Sports Journalism Institute

Helping women and minorities get into newsrooms since 1993

Wilson hopes ascent into leadership is a catalyst for change

Jadyn Watson-Fisher
SJI Class of 2018

Lisa Wilson’s fascination with journalism started during her childhood, when she would write the sports editor at the Buffalo News in her New York hometown. Her career came full circle when she accepted that same position in 2011, fulfilling a lifelong dream.

Now the sports editor of ESPN’s The Undefeated, Wilson became the first black woman elected to leadership of the Associated Press Sports Editors in April.

Wilson ran for second vice president thinking it would be good experience but said she was surprised when the organization elected her. She will serve a three-year term, which includes one-year each as second vice president, first vice president and president in 2020.

“It’s so amazing to think that in 44 years there’s never been a black woman elected to office, and now that it’s happened, it’s me,” Wilson said. “It’s incredible for two reasons — to think that, ‘Wow, I’m that woman,’ but that it’s also taken 44 years to happen. I’m going to celebrate this victory and just make sure it doesn’t go another 44 years between black women serving in APSE leadership.”

Wilson, who is just the second African-American in APSE leadership and fifth woman to be in line for the presidency, has simple goals for her term. She desires to increase and diversify the organization’s membership, while working with the National Association of Black Journalists Sports Task Force to do the same in newsrooms around the nation. She hopes to keep in contact with editors to help let them get connected with other journalists, even if that means making phone calls herself.

Sherrod Blakely, NABJ Sports Task Force chairman, believes Wilson can make a difference.
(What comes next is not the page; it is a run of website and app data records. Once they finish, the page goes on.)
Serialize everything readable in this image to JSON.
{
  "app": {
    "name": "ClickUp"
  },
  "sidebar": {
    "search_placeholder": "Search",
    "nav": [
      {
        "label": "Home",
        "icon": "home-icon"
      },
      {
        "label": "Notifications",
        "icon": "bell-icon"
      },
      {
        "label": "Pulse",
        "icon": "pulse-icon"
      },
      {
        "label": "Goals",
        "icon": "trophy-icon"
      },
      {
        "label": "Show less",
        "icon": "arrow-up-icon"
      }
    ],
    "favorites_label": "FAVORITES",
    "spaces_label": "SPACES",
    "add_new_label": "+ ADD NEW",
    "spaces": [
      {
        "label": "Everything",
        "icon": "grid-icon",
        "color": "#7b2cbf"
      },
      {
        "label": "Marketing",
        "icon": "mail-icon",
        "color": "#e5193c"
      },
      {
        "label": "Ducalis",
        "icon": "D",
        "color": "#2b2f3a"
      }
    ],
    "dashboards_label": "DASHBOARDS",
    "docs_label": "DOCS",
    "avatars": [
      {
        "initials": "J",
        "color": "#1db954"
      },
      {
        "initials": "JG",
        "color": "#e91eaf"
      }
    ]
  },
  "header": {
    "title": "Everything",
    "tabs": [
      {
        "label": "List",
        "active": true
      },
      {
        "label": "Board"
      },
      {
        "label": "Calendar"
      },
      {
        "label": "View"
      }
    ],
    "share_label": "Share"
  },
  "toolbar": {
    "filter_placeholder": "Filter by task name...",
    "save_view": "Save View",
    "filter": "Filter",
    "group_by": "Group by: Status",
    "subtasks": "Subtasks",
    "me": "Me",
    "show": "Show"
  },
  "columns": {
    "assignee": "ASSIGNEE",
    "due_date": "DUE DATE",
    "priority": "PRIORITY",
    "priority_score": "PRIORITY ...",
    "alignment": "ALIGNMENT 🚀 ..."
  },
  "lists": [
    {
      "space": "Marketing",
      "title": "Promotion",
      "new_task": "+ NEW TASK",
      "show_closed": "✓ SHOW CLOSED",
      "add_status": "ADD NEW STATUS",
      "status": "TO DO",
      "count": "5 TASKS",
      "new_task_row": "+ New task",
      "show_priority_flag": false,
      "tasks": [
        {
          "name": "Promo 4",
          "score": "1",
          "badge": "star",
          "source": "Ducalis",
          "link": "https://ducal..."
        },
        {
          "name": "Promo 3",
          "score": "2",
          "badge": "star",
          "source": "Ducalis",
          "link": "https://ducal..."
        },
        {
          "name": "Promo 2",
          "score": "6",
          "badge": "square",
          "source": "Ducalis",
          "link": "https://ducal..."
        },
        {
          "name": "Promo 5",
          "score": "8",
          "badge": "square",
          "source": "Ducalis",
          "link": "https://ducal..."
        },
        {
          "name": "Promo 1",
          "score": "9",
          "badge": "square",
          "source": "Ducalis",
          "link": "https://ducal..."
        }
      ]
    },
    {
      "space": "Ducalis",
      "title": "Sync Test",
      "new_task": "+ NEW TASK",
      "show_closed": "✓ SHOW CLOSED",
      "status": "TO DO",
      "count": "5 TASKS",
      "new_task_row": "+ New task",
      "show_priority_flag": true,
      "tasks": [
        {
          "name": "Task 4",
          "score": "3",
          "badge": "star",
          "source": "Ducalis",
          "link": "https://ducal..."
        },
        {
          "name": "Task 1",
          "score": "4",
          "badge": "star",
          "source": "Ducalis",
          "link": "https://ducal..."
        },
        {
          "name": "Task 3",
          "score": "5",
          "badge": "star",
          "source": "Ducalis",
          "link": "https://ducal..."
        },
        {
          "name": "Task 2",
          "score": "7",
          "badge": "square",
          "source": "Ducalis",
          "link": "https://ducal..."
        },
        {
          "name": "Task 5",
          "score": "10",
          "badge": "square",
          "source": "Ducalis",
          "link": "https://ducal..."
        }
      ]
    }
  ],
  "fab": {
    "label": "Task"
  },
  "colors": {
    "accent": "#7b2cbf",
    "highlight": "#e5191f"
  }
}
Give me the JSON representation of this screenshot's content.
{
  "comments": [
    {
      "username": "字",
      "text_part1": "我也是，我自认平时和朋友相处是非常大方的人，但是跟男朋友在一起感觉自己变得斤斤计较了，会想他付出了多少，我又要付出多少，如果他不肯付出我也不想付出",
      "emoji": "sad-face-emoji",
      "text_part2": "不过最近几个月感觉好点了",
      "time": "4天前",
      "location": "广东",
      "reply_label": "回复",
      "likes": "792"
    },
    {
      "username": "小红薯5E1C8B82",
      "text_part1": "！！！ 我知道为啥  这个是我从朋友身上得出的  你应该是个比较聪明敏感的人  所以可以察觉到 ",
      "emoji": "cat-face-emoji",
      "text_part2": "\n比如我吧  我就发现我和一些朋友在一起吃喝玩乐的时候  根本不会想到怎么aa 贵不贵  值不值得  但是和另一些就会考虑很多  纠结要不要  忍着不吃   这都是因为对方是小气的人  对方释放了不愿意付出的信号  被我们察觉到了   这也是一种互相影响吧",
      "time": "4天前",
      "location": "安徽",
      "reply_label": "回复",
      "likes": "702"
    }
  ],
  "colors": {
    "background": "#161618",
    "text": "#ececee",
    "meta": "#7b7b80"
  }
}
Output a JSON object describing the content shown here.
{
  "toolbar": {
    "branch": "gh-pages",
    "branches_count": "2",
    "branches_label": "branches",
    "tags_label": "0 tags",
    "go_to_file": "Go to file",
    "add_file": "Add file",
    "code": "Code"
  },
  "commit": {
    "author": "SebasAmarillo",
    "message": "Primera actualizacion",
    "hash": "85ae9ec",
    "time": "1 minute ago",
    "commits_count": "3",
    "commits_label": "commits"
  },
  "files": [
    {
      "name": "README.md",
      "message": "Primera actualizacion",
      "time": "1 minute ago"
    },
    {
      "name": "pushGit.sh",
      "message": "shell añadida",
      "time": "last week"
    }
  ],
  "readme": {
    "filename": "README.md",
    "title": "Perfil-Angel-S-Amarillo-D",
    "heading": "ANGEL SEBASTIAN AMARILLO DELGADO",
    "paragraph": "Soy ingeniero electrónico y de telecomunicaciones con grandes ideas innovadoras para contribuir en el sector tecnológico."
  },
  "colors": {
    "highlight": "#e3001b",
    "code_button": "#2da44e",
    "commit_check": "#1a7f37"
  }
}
“When you look at APSE, there has been a clear and undeniable void at the top of their respective food chain in terms of actual diversity,” said Blakely, a digital media reporter for NBC Sports Boston. “I think Lisa is going to do a great job, helping address that lack of diversity within the organization.”

Blakely said he also hopes to see the additional collaboration between NABJ and APSE with Wilson in leadership. He believes Wilson will become an advocate for better relationships among newspapers striving to be more diverse.

Garry D. Howard, the first African American to serve as APSE president, said he is elated to see Wilson ascend to the top of the organization.

“Lisa will have the chance to make a permanent mark on the organization while simultaneously proving that she has the talent, skills and leadership to be one of the best individual sports editors in the country,” said Howard, director of corporate initiatives for American City Business Journals.

“I feel like I was accepted as the leader of the organization when I was elected President, regardless of the lack of minorities in the group,” Howard added. “APSE is progressive in thought, but it takes a strong person to right wrongs, and Lisa has all the goods to continue to change the narrative.

“I have no doubt she will be absolutely fantastic in this leadership position.”

Wilson will remain in her position at The Undefeated — which currently has projects planned to look back at the 1968 Olympics and what she calls the black assistant coach pipeline in the NFL, assessing the number of black offensive assistants and coordinators — but is excited to start her new role.

Wilson’s term will begin at the end of the APSE summer conference in June.

“I embrace this opportunity, and APSE has been wonderful to me, welcoming to me from the beginning,” she said. “Now it’s time for me to give back to this group, and I can’t wait to get started. I’m really looking forward to it.”